This Court is, in fact, deeply troubled by the Government's argumentation regarding whether a sentencing court may examine the facts underlying a defendant's conviction when determining whether it was a "crime of violence." The Government fails to address the implication of the various changes made to U.S.S.G. Sec. 4B1.1 application note 2. It also fails to confront the current language of the Application Note. Instead, it rests its argument on dicta and a line of cases that either involve now superseded versions of U.S.S.G. Sec. 4B1.1 application note 2 or whose continued validity is called into question by the changes made to that section. Moreover, the Government does not attempt to confront--indeed, it does not even mention--the various cases which make clear that the current version of Application Note 2 prohibits any inquiry into facts not set out in the information or indictment under which a defendant is convicted. Given that the Government surely knew of the amendments to Application Note 2 and that the authority adverse to the Government's position was easily found, we are forced to conclude that the Government's omissions were the product either of carelessness or of an attempt to beguile the Court. But regardless of whether the Government's omissions were the result of irresponsibility or cunning, they are inexcusable. This Court has every right to expect more of its officers, especially from Government counsel.

5

This essentially tracks the relevant portions of the Wisconsin criminal statute under which defendant was charged. The statute provides in pertinent part:

(1) Acts. Whoever does any of the following may be penalized as provided in sub. (3):

(a) Intentionally takes and carries away, * * * moveable property of another without his consent and with intent to deprive the owner permanently of possession of such property.

(3) Penalties. Whoever violates this section:

(d) If the value of the property does not exceed $2,500 and any of the following circumstances exist, is guilty of a Class D felony:

2

The property is taken from the person of another or from a corpse;

Wis.Stat.Ann. Sec. 943.20(1)(a), (3)(d)(2).

6
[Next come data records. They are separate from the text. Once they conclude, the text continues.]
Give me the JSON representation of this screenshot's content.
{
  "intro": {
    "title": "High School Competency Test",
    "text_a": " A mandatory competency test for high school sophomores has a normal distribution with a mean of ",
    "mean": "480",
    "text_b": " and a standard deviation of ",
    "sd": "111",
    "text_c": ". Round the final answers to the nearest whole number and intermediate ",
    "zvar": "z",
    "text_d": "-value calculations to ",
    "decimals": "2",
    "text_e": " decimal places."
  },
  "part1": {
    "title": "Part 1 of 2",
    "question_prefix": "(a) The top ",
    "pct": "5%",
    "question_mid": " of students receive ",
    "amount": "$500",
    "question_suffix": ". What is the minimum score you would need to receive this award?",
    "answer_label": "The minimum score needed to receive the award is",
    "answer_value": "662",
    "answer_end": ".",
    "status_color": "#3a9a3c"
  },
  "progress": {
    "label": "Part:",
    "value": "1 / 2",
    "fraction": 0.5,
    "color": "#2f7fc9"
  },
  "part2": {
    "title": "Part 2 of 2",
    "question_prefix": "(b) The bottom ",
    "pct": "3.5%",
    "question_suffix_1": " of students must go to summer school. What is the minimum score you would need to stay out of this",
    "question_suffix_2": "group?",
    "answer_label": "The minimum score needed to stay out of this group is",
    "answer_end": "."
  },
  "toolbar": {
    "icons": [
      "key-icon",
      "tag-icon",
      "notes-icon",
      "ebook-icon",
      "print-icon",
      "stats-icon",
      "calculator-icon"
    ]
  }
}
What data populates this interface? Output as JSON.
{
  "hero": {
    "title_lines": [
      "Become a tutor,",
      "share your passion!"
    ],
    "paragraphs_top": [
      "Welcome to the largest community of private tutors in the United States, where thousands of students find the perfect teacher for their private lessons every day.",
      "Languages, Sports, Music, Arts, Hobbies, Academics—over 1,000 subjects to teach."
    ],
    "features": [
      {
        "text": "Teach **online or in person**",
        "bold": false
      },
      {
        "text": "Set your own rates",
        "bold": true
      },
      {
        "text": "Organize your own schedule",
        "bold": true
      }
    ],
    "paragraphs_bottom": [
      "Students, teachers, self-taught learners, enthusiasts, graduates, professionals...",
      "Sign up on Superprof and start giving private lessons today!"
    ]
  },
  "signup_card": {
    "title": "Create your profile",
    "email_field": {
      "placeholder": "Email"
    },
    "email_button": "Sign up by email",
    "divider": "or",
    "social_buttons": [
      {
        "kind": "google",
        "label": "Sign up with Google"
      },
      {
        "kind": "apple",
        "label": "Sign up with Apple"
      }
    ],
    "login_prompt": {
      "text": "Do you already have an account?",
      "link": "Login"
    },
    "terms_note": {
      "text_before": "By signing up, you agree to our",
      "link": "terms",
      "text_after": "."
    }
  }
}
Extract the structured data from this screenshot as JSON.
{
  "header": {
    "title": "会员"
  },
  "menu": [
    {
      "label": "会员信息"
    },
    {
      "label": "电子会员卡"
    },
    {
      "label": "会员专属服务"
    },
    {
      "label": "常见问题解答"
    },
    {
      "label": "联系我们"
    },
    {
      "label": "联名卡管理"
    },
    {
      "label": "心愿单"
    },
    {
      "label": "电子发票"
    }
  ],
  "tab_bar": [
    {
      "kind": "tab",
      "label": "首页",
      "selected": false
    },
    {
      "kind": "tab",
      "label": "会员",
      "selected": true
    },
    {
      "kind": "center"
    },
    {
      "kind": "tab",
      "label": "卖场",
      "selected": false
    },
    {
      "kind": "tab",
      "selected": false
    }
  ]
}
In the chapter describing offense conduct, the Guidelines lists "pick-pocketing [and] non-forcible purse-snatching, such as theft of a purse from a shopping cart" as examples of "theft from the person of another." U.S.S.G. Sec. 2B1.1 application note 7